[[ Given data open ]]

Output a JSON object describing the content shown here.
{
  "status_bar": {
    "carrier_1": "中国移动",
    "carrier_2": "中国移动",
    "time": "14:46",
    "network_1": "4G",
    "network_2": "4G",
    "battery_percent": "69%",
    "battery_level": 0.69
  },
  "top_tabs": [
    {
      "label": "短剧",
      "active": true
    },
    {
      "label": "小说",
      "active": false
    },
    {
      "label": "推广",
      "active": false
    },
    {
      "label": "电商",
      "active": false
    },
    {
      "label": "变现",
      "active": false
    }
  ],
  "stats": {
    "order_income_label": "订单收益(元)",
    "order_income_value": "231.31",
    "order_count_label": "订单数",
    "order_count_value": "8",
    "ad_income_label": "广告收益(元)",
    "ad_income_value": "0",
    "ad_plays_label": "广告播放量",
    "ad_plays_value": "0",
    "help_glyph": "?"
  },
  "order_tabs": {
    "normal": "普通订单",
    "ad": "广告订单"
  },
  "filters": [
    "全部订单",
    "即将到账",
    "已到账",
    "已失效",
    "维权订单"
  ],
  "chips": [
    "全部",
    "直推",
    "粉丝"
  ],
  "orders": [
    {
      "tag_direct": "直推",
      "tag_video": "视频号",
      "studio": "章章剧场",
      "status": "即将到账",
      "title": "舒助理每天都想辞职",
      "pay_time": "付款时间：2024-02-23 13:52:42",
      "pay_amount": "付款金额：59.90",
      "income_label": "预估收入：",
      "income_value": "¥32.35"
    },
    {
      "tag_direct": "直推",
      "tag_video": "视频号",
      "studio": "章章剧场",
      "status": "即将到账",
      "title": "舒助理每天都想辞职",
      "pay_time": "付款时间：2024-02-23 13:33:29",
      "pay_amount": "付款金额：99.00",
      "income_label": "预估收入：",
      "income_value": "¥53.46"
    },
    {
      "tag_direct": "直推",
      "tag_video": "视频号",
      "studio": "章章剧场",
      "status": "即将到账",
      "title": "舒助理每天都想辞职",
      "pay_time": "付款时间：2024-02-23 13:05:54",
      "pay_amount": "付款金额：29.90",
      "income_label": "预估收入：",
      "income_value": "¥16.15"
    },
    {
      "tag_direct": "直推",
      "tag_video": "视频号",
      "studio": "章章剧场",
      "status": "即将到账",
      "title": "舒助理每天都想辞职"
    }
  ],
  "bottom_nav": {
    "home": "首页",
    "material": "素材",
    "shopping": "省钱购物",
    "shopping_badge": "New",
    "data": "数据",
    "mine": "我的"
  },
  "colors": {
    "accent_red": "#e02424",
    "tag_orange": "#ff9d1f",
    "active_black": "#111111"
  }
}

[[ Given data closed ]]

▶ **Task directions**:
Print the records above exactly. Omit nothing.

▶ **Exercise response**:
Output a JSON object describing the content shown here.
{
  "status_bar": {
    "carrier_1": "中国移动",
    "carrier_2": "中国移动",
    "time": "14:46",
    "network_1": "4G",
    "network_2": "4G",
    "battery_percent": "69%",
    "battery_level": 0.69
  },
  "top_tabs": [
    {
      "label": "短剧",
      "active": true
    },
    {
      "label": "小说",
      "active": false
    },
    {
      "label": "推广",
      "active": false
    },
    {
      "label": "电商",
      "active": false
    },
    {
      "label": "变现",
      "active": false
    }
  ],
  "stats": {
    "order_income_label": "订单收益(元)",
    "order_income_value": "231.31",
    "order_count_label": "订单数",
    "order_count_value": "8",
    "ad_income_label": "广告收益(元)",
    "ad_income_value": "0",
    "ad_plays_label": "广告播放量",
    "ad_plays_value": "0",
    "help_glyph": "?"
  },
  "order_tabs": {
    "normal": "普通订单",
    "ad": "广告订单"
  },
  "filters": [
    "全部订单",
    "即将到账",
    "已到账",
    "已失效",
    "维权订单"
  ],
  "chips": [
    "全部",
    "直推",
    "粉丝"
  ],
  "orders": [
    {
      "tag_direct": "直推",
      "tag_video": "视频号",
      "studio": "章章剧场",
      "status": "即将到账",
      "title": "舒助理每天都想辞职",
      "pay_time": "付款时间：2024-02-23 13:52:42",
      "pay_amount": "付款金额：59.90",
      "income_label": "预估收入：",
      "income_value": "¥32.35"
    },
    {
      "tag_direct": "直推",
      "tag_video": "视频号",
      "studio": "章章剧场",
      "status": "即将到账",
      "title": "舒助理每天都想辞职",
      "pay_time": "付款时间：2024-02-23 13:33:29",
      "pay_amount": "付款金额：99.00",
      "income_label": "预估收入：",
      "income_value": "¥53.46"
    },
    {
      "tag_direct": "直推",
      "tag_video": "视频号",
      "studio": "章章剧场",
      "status": "即将到账",
      "title": "舒助理每天都想辞职",
      "pay_time": "付款时间：2024-02-23 13:05:54",
      "pay_amount": "付款金额：29.90",
      "income_label": "预估收入：",
      "income_value": "¥16.15"
    },
    {
      "tag_direct": "直推",
      "tag_video": "视频号",
      "studio": "章章剧场",
      "status": "即将到账",
      "title": "舒助理每天都想辞职"
    }
  ],
  "bottom_nav": {
    "home": "首页",
    "material": "素材",
    "shopping": "省钱购物",
    "shopping_badge": "New",
    "data": "数据",
    "mine": "我的"
  },
  "colors": {
    "accent_red": "#e02424",
    "tag_orange": "#ff9d1f",
    "active_black": "#111111"
  }
}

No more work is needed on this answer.